They said this month that the NHS app didn’t work when used on Apple iPhones – it essentially went into sleep mode and was unable to detect 96 per cent of contacts.
Although it worked better on Android, detecting 75 per cent of phones nearby, it did not compare with the 99 per cent detection achieved by Apple and Google’s software.
That technology, however, could not tell how far away someone was and produced the same signal for people at three metres as it did for people at one metre.
The amount of time people spend within a certain distance of one another – currently two metres – is ‘mission critical’ for a contact tracing app, Matt Hancock said.
People living in apartment buildings, for example, are likely regularly within three metres of someone but not actually in the same flat or even on the same floor.
NHS bosses now say they will pool the positives of both apps to try and create one which can be used in Britain in the future, but this is likely to take months.

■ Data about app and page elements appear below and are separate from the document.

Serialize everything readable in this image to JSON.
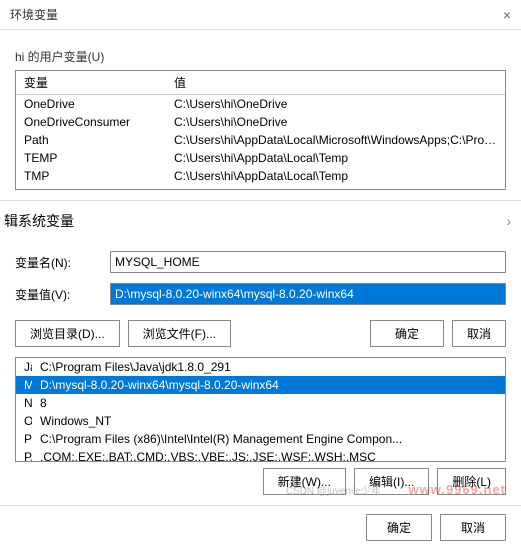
{
  "dialog": {
    "title": "环境变量",
    "close": "×"
  },
  "user_section": {
    "label": "hi 的用户变量(U)",
    "headers": {
      "name": "变量",
      "value": "值"
    },
    "rows": [
      {
        "name": "OneDrive",
        "value": "C:\\Users\\hi\\OneDrive"
      },
      {
        "name": "OneDriveConsumer",
        "value": "C:\\Users\\hi\\OneDrive"
      },
      {
        "name": "Path",
        "value": "C:\\Users\\hi\\AppData\\Local\\Microsoft\\WindowsApps;C:\\Program Fi..."
      },
      {
        "name": "TEMP",
        "value": "C:\\Users\\hi\\AppData\\Local\\Temp"
      },
      {
        "name": "TMP",
        "value": "C:\\Users\\hi\\AppData\\Local\\Temp"
      }
    ]
  },
  "edit_dialog": {
    "title": "辑系统变量",
    "chevron": "›",
    "name_label": "变量名(N):",
    "name_value": "MYSQL_HOME",
    "value_label": "变量值(V):",
    "value_value": "D:\\mysql-8.0.20-winx64\\mysql-8.0.20-winx64",
    "browse_dir": "浏览目录(D)...",
    "browse_file": "浏览文件(F)...",
    "ok": "确定",
    "cancel": "取消"
  },
  "sys_section": {
    "rows": [
      {
        "name": "Java_home",
        "value": "C:\\Program Files\\Java\\jdk1.8.0_291"
      },
      {
        "name": "MYSQL_HOME",
        "value": "D:\\mysql-8.0.20-winx64\\mysql-8.0.20-winx64",
        "highlight": true
      },
      {
        "name": "NUMBER_OF_PROCESSORS",
        "value": "8"
      },
      {
        "name": "OS",
        "value": "Windows_NT"
      },
      {
        "name": "Path",
        "value": "C:\\Program Files (x86)\\Intel\\Intel(R) Management Engine Compon..."
      },
      {
        "name": "PATHEXT",
        "value": ".COM;.EXE;.BAT;.CMD;.VBS;.VBE;.JS;.JSE;.WSF;.WSH;.MSC"
      }
    ],
    "new": "新建(W)...",
    "edit": "编辑(I)...",
    "delete": "删除(L)"
  },
  "footer": {
    "ok": "确定",
    "cancel": "取消"
  },
  "watermark": "www.9969.net",
  "watermark2": "CSDN @juvenile少年"
}
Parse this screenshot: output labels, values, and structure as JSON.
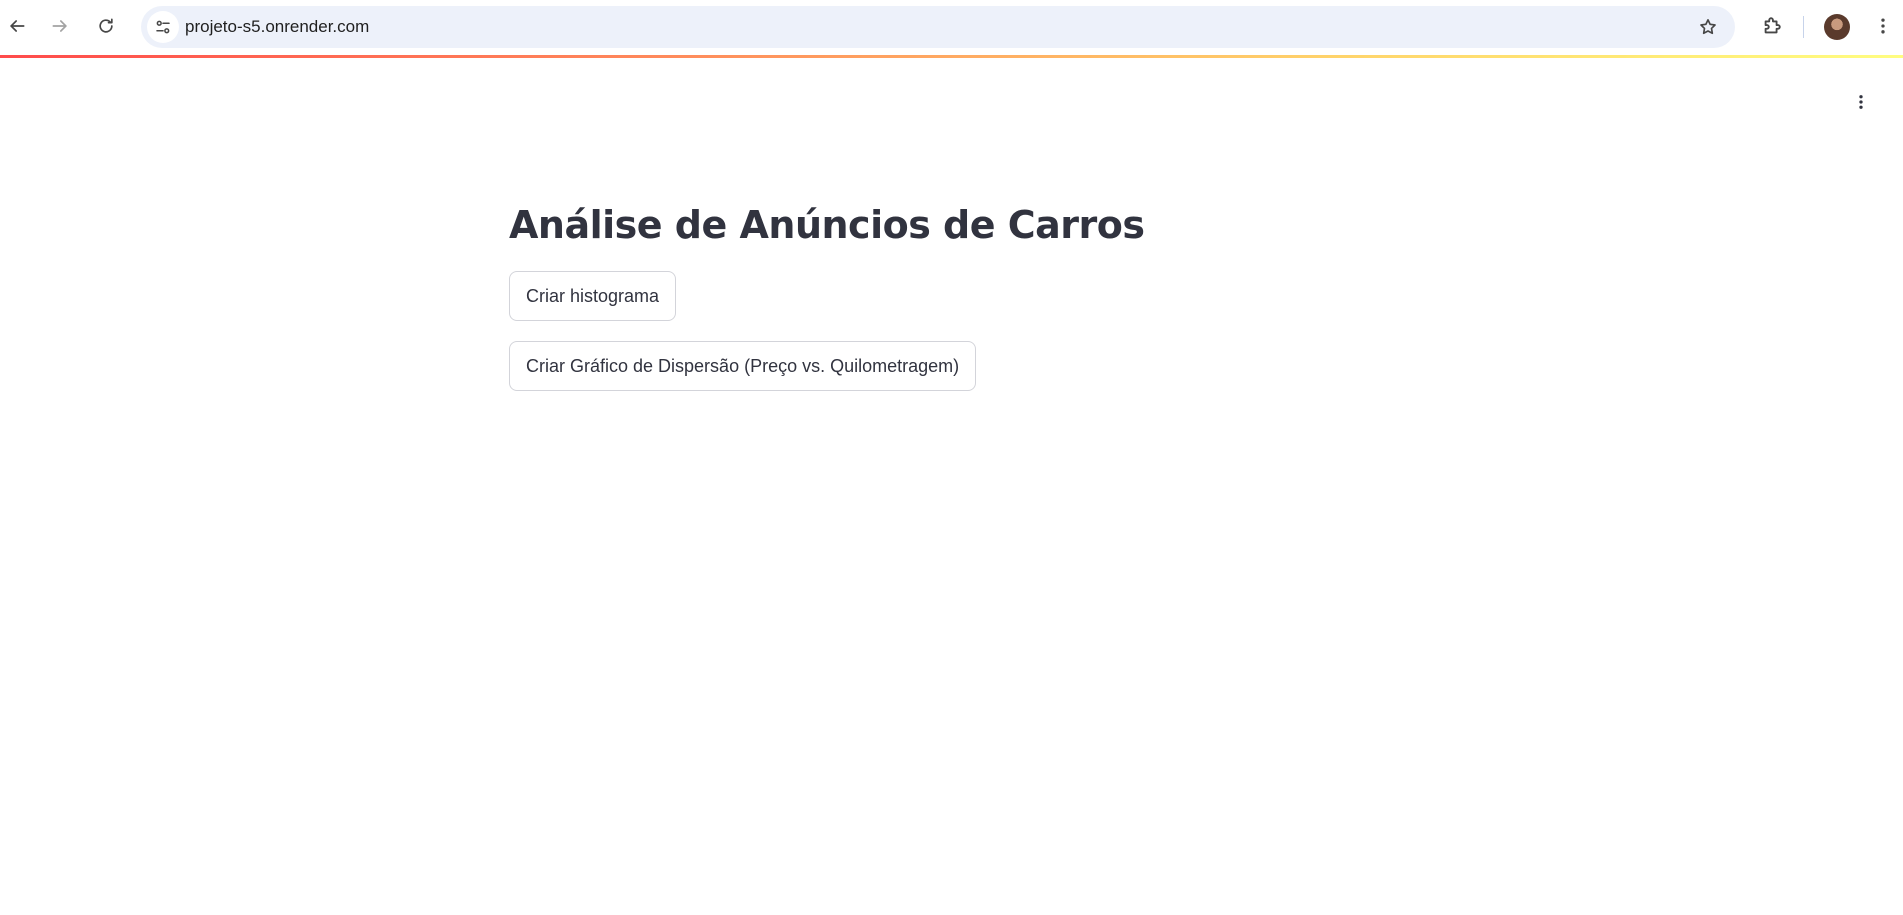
{
  "browser": {
    "url": "projeto-s5.onrender.com",
    "icons": {
      "back": "arrow-left-icon",
      "forward": "arrow-right-icon",
      "reload": "reload-icon",
      "site_info": "tune-icon",
      "bookmark": "star-icon",
      "extensions": "puzzle-icon",
      "menu": "kebab-menu-icon"
    }
  },
  "app": {
    "accent_gradient": [
      "#ff4b4b",
      "#ffd36a",
      "#fffd80"
    ],
    "menu_icon": "kebab-menu-icon",
    "title": "Análise de Anúncios de Carros",
    "buttons": {
      "histogram": "Criar histograma",
      "scatter": "Criar Gráfico de Dispersão (Preço vs. Quilometragem)"
    }
  }
}
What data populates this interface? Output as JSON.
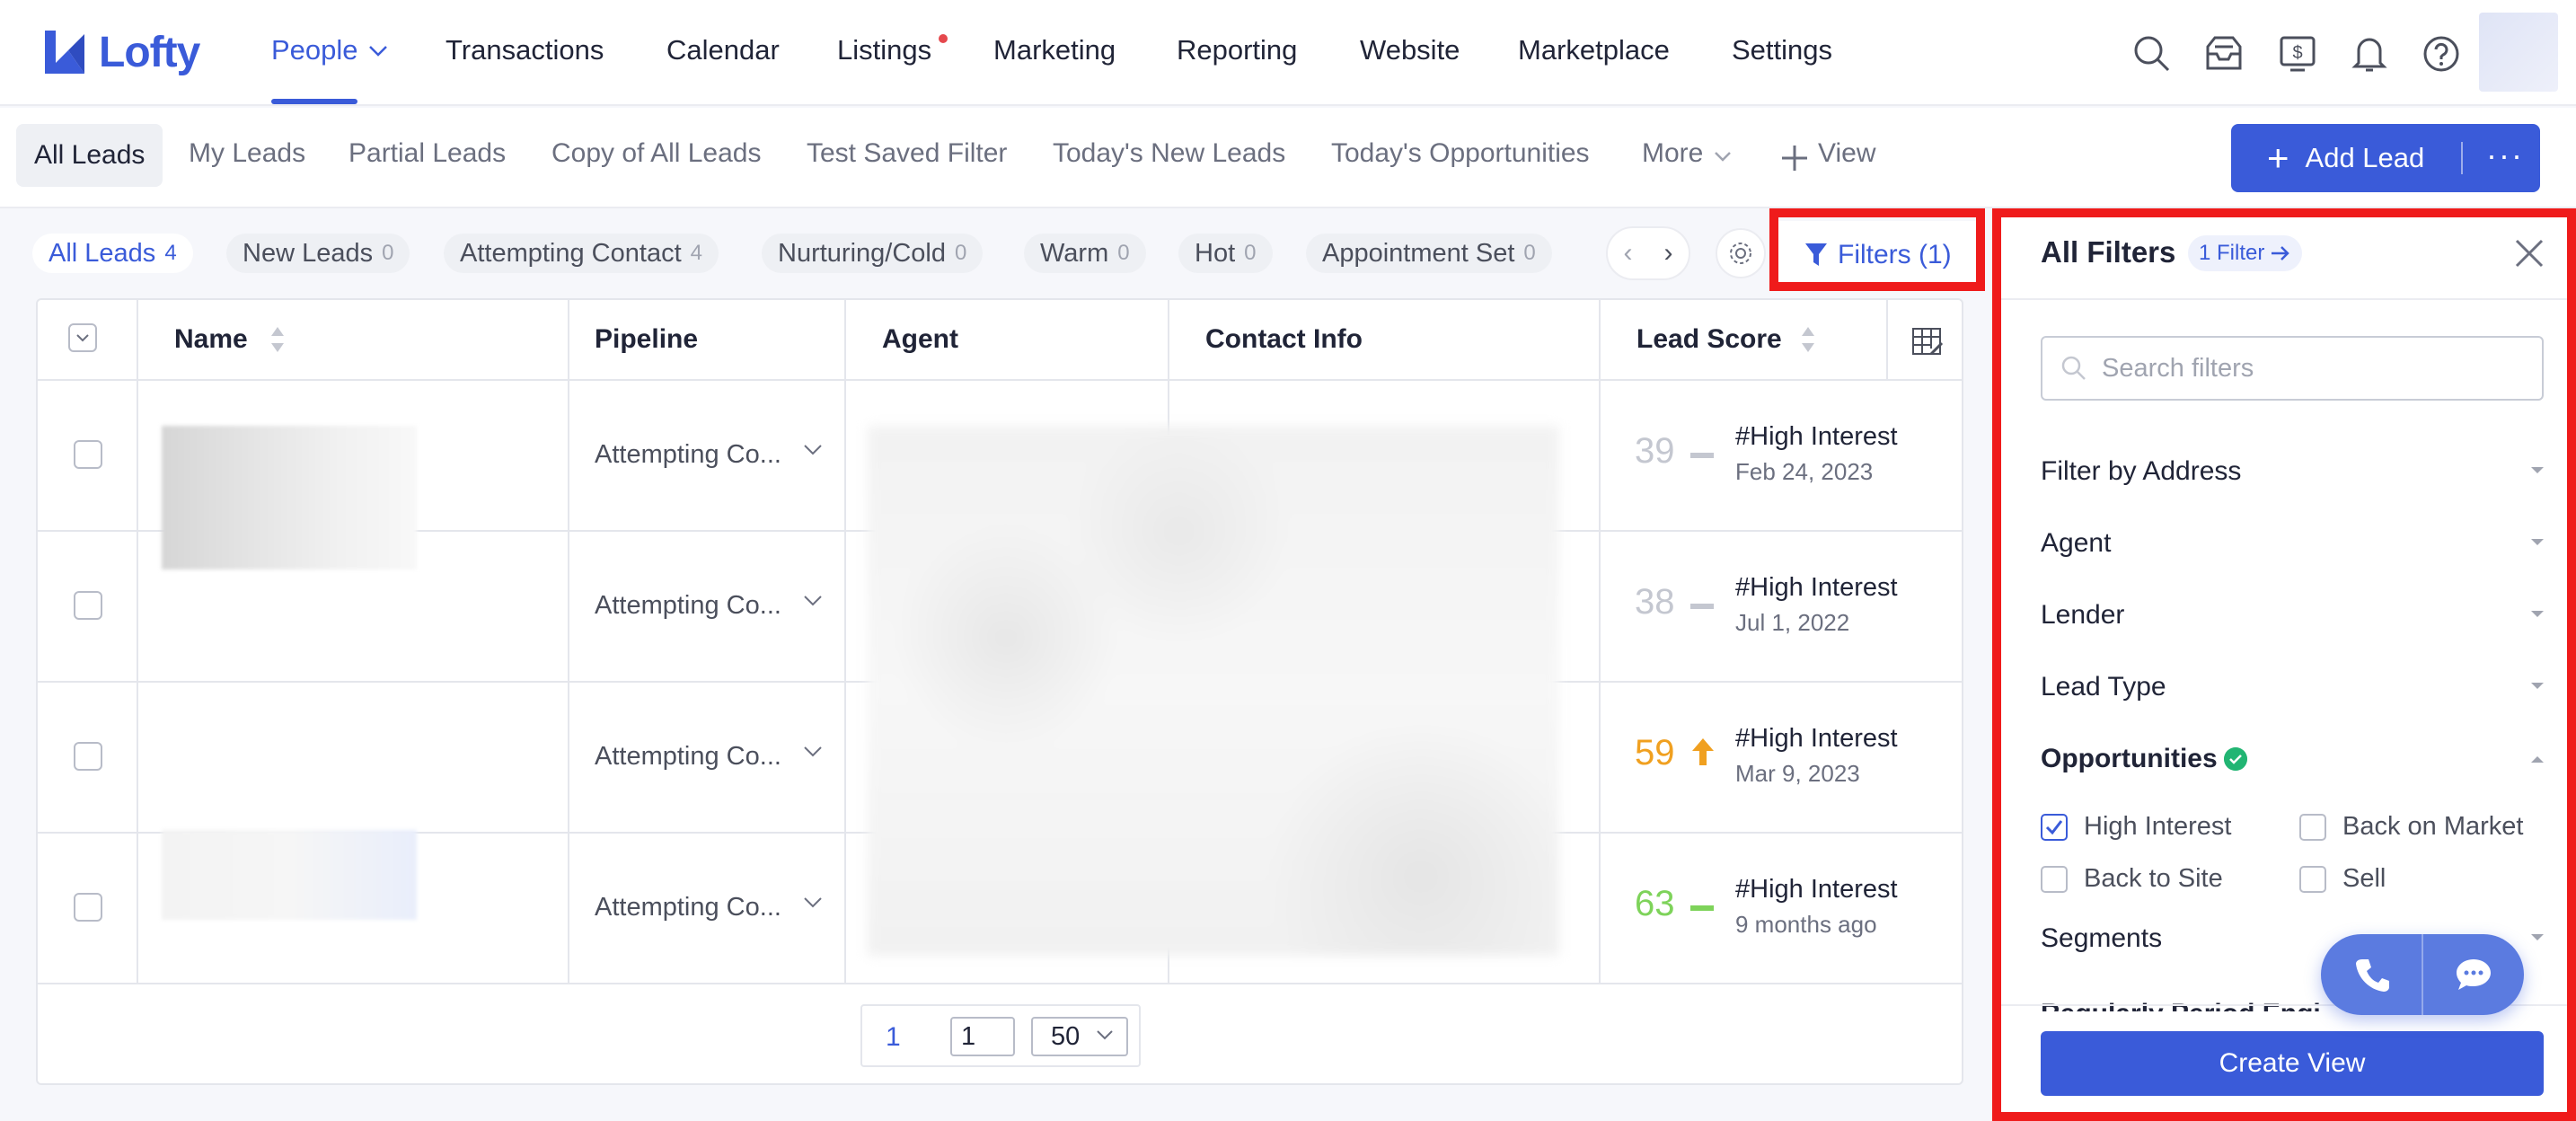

Baroness Dido Harding and Matthew Gould, CEO of NHSX, the health service’s digital department, said in a joint statement: ‘We have agreed to share our own innovative work on estimating distance between app users with Google and Apple – work that we hope will benefit others – while using their solution to address some of the specific technical challenges identified through our rigorous testing.’
The Labour Party said the contact tracing app, initially scheduled for mid-May, had been another fiasco characteristic of the Government’s mishandling of Covid-19.
Shadow Health Secretary Jonathan Ashworth said at the time: ‘This is unsurprising and yet another example of where the government’s response has been slow and badly managed.
‘It’s meant precious time and money wasted.
‘For months tech experts warned ministers about the flaws in their app which is why we wrote to Matt Hancock encouraging the government to consider digital alternatives back in May.
‘Ministers must now urgently prioritise building a fully effective test, trace and isolate regime lead by local expertise to break the chains of transmission of this deadly virus.’
Prime Minister Boris Johnson was ridiculed last week for claiming that no country has a functioning contact tracing app, when Sir Keir Starmer, leader of the opposition, pointed out that 12million people had downloaded an app in Germany.
The PM dismissed criticism over the failed NHS software, which was initially billed crucial for controlling the disease before being humiliatingly abandoned.
Mr Johnson insisted at PMQs this afternoon that no other country had a ‘functional’ app, after Sir Keir Starmer warned that one was critical for the test and trace system – especially with lockdown easing.
But Sir Keir shot back: ‘Germany – 12million downloads… I checked that overnight.’